Another lawmaker, some far-right blogs and others also released the name in disparaging social media posts or in newsletters, some of them including her photograph and details about her personal life.
The controversial move has victim advocates warning that publicly identifying people without their consent who say they were sexually assaulted makes it less likely that other women will be willing to file a report if they are attacked.
“This is absolutely why victims don’t report,” said Annie Hightower, director of law and policy with the Idaho Coalition Against Sexual & Domestic Violence. “I don’t see any point to do that besides trying to bully someone and scare them from moving forward.”
The Associated Press generally does not identify the names of people who say they have been sexually assaulted.
The allegations against Rep. Aaron von Ehlinger of Lewiston were first made public on Friday when a legislative ethics committee released a copy of the complaint that was redacted to remove the name and job title of the accuser.
In the complaint, a legislative staffer said she was assaulted after von Ehlinger took her out to dinner and then back to his apartment on the pretext that he’d forgotten something. The staffer said he initiated sexual contact and forced her to perform oral sex, and that it happened even though she said “no” and froze. The Boise Police Department is investigating.

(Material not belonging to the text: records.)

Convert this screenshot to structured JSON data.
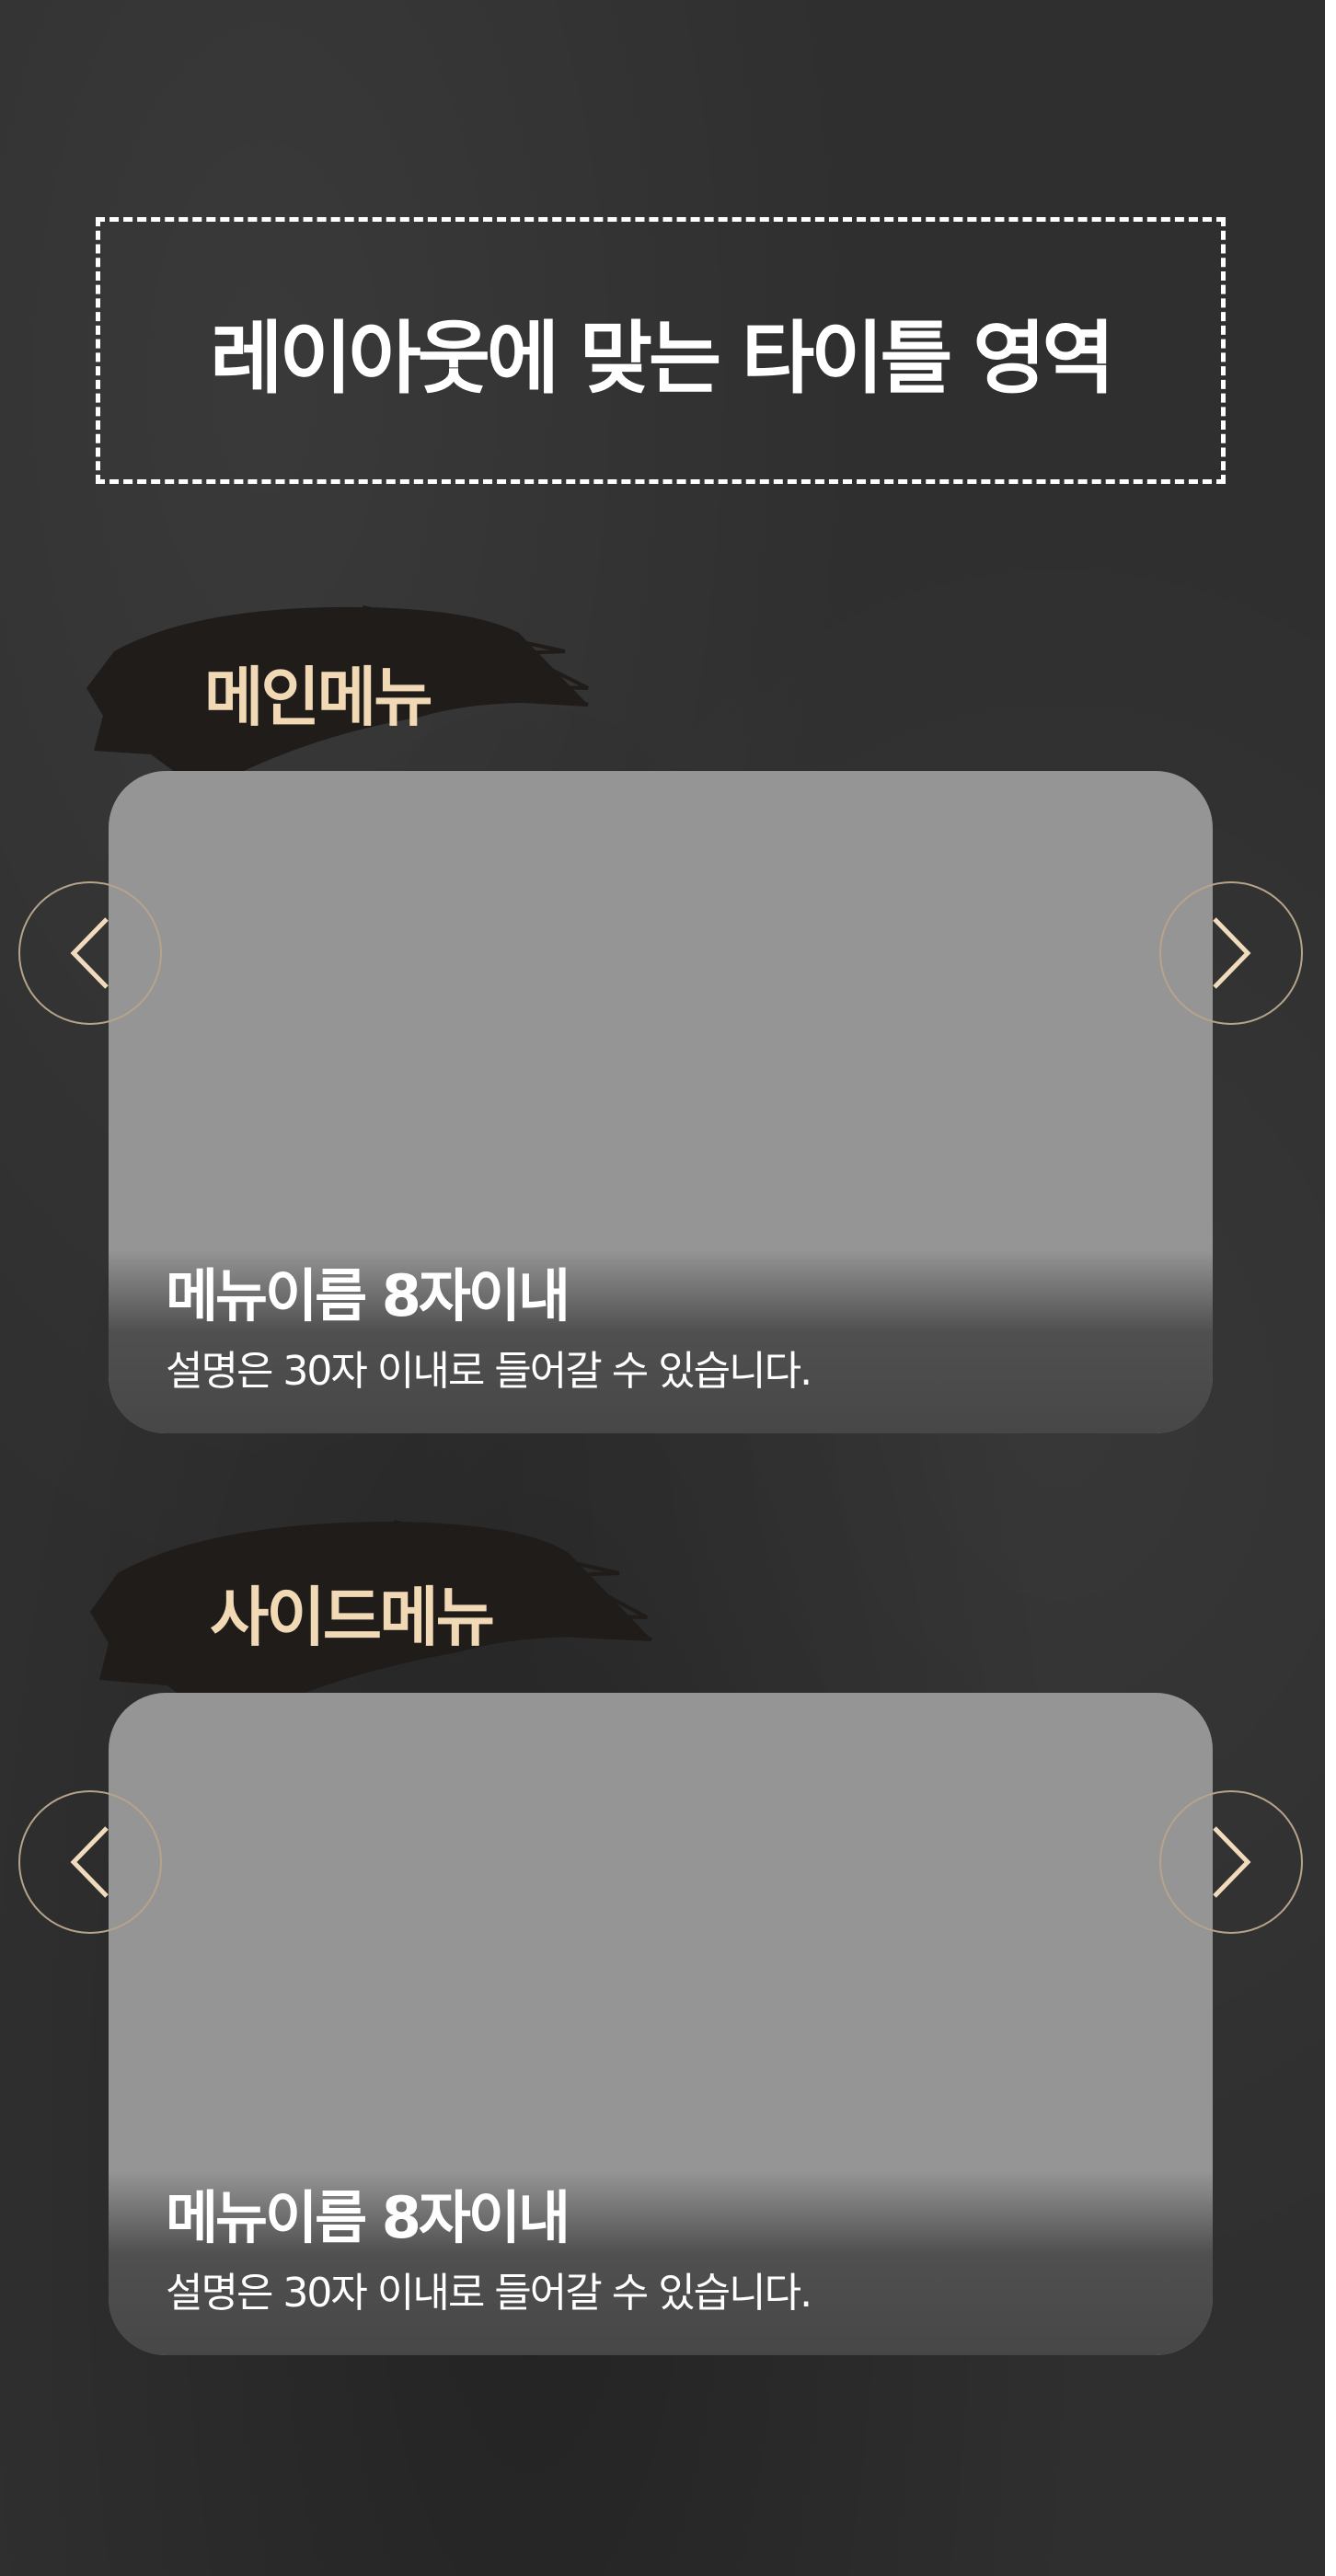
{
  "page": {
    "title": "레이아웃에 맞는 타이틀 영역"
  },
  "colors": {
    "background": "#2f2f2f",
    "accent_label": "#f2d9b5",
    "card": "#959595",
    "arrow": "#f0dcbc"
  },
  "sections": [
    {
      "label": "메인메뉴",
      "card": {
        "name": "메뉴이름 8자이내",
        "description": "설명은 30자 이내로 들어갈 수 있습니다."
      },
      "prev_icon": "chevron-left-icon",
      "next_icon": "chevron-right-icon"
    },
    {
      "label": "사이드메뉴",
      "card": {
        "name": "메뉴이름 8자이내",
        "description": "설명은 30자 이내로 들어갈 수 있습니다."
      },
      "prev_icon": "chevron-left-icon",
      "next_icon": "chevron-right-icon"
    }
  ]
}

Von Ehlinger has denied the allegations, and last week told The Lewiston Tribune that the encounter was consensual and he did nothing illegal or improper. He didn’t respond to a request for comment Tuesday from The Associated Press.

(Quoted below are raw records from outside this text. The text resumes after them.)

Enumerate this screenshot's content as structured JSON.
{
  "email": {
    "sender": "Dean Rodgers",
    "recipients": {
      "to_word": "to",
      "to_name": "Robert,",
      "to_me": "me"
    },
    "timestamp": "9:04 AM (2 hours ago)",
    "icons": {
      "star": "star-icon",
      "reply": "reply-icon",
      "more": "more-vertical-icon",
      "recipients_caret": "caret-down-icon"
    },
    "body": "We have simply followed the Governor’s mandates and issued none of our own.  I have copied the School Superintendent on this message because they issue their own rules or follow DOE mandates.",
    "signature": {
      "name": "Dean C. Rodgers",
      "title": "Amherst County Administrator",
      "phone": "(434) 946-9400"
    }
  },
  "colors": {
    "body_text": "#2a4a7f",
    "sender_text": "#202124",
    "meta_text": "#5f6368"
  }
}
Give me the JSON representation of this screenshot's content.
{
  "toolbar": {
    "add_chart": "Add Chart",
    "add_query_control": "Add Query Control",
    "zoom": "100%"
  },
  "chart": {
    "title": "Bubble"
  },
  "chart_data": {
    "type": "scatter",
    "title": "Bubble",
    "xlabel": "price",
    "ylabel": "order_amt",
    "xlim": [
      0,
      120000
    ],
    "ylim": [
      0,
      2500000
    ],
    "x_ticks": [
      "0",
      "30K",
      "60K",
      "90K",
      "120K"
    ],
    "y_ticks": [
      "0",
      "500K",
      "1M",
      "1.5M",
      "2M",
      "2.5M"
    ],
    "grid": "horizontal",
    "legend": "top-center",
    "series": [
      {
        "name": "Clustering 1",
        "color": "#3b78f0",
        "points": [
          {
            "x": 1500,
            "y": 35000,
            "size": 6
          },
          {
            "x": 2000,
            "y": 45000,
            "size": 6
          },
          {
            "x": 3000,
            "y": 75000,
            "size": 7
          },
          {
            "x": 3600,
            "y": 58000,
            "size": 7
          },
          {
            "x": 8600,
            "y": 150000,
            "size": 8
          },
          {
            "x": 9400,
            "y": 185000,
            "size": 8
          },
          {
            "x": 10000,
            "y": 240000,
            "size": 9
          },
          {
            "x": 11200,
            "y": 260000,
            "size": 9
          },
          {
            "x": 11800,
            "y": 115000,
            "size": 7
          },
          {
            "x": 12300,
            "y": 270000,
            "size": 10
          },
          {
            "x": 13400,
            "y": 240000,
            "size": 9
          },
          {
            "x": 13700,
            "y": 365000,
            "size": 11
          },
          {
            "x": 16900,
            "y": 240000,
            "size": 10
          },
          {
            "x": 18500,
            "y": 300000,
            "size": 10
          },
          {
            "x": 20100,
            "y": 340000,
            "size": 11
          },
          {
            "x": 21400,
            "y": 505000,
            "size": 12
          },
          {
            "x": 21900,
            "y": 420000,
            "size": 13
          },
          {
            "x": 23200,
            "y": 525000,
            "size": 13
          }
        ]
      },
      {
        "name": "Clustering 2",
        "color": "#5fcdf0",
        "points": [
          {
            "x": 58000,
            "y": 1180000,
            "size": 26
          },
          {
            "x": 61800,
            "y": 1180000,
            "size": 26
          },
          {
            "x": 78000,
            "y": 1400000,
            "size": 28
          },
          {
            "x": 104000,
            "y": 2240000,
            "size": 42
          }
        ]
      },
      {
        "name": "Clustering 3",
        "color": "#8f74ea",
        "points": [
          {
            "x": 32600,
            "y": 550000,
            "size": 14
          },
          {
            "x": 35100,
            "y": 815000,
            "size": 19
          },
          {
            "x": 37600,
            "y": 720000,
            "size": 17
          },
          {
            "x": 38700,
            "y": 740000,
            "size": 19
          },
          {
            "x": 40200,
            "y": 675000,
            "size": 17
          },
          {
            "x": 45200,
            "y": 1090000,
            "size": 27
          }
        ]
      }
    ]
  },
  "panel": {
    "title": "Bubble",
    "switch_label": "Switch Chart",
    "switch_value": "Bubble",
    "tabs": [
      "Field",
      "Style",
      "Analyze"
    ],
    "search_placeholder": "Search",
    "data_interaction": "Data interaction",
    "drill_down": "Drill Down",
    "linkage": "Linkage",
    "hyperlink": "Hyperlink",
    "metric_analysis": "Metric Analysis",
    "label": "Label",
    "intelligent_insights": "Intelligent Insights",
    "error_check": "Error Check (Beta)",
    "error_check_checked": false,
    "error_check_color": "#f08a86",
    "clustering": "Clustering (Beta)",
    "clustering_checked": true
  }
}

Shortly after the ethics committee released the complaint, David Leroy — an attorney who was representing von Ehlinger at the time — publicly released a seven-page letter written by another of von Ehlinger’s attorneys refuting the allegations and contending that the lawmaker had passed a lie detector test. That letter included the accuser’s name, as well as some personally identifying details about her life.

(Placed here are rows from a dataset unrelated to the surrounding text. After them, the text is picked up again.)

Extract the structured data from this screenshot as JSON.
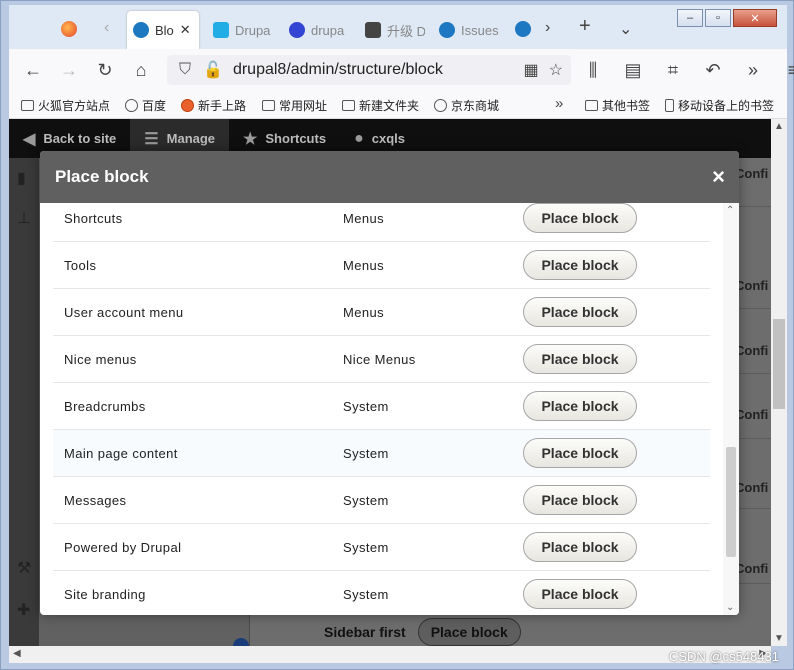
{
  "browser": {
    "tabs": [
      {
        "label": "Blo",
        "active": true
      },
      {
        "label": "Drupa"
      },
      {
        "label": "drupa"
      },
      {
        "label": "升级 D"
      },
      {
        "label": "Issues"
      }
    ],
    "url": "drupal8/admin/structure/block",
    "bookmarks": [
      "火狐官方站点",
      "百度",
      "新手上路",
      "常用网址",
      "新建文件夹",
      "京东商城",
      "其他书签",
      "移动设备上的书签"
    ]
  },
  "toolbar": {
    "back": "Back to site",
    "manage": "Manage",
    "shortcuts": "Shortcuts",
    "user": "cxqls"
  },
  "background": {
    "conf_label": "Confi",
    "sidebar_label": "Sidebar first",
    "place_block": "Place block"
  },
  "modal": {
    "title": "Place block",
    "close_symbol": "×",
    "button_label": "Place block",
    "rows": [
      {
        "name": "Shortcuts",
        "category": "Menus"
      },
      {
        "name": "Tools",
        "category": "Menus"
      },
      {
        "name": "User account menu",
        "category": "Menus"
      },
      {
        "name": "Nice menus",
        "category": "Nice Menus"
      },
      {
        "name": "Breadcrumbs",
        "category": "System"
      },
      {
        "name": "Main page content",
        "category": "System"
      },
      {
        "name": "Messages",
        "category": "System"
      },
      {
        "name": "Powered by Drupal",
        "category": "System"
      },
      {
        "name": "Site branding",
        "category": "System"
      }
    ]
  },
  "watermark": "CSDN @cs548431"
}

Soon the person’s name was popping up in social media and blog posts. Far-right bloggers shared the name and photograph, calling her a liar and attempting to discredit her by sharing personal details about her.
Republican Rep. Priscilla Giddings, a Republican from White Bird, sent a newsletter to constituents revealing the woman’s name and claiming the allegations were a “blatant liberal smear job.”
Neither Giddings nor Leroy responded to requests for comment from the AP.
Heather Drevna, vice president of communications for the Rape, Abuse & Incest National Network, or RAINN, said identifying people who report sex assaults without their consent could compound any trauma they’ve experienced.
“Survivors have already had their agency taken away from them in one of the most horrific ways possible,” Drevna said. “That’s why responsible media long ago adopted the policy about not naming victims without their consent.”
RAINN operates a sexual abuse hotline for survivors, and the organization frequently sees an increase in calls when survivors speak out. The hotline saw its largest 24-hour call increase in history, Drevna said, in 2018 after Dr. Christine Blasey Ford testified in a U.S. Senate hearing that now-Supreme Court Justice Brett Kavanaugh sexually assaulted her when they were teens. Kavanaugh strongly denied those accusations.
“If they see someone being supported, that can have an impact on their ability to report,” Drevna said of the callers. “Conversely, seeing a survivor treated so abysmally as having their information released without their consent, that can have a chilling effect on others.”
The legislative ethics committee is holding a public hearing on the allegations against von Ehlinger on April 28. Von Ehlinger and his accuser — or their representatives — will have the opportunity to testify and present evidence if they wish.
The committee will then recommend to the full House whether the complaint should be dismissed or if von Ehlinger should face reprimand, censure or expulsion, and the House will vote.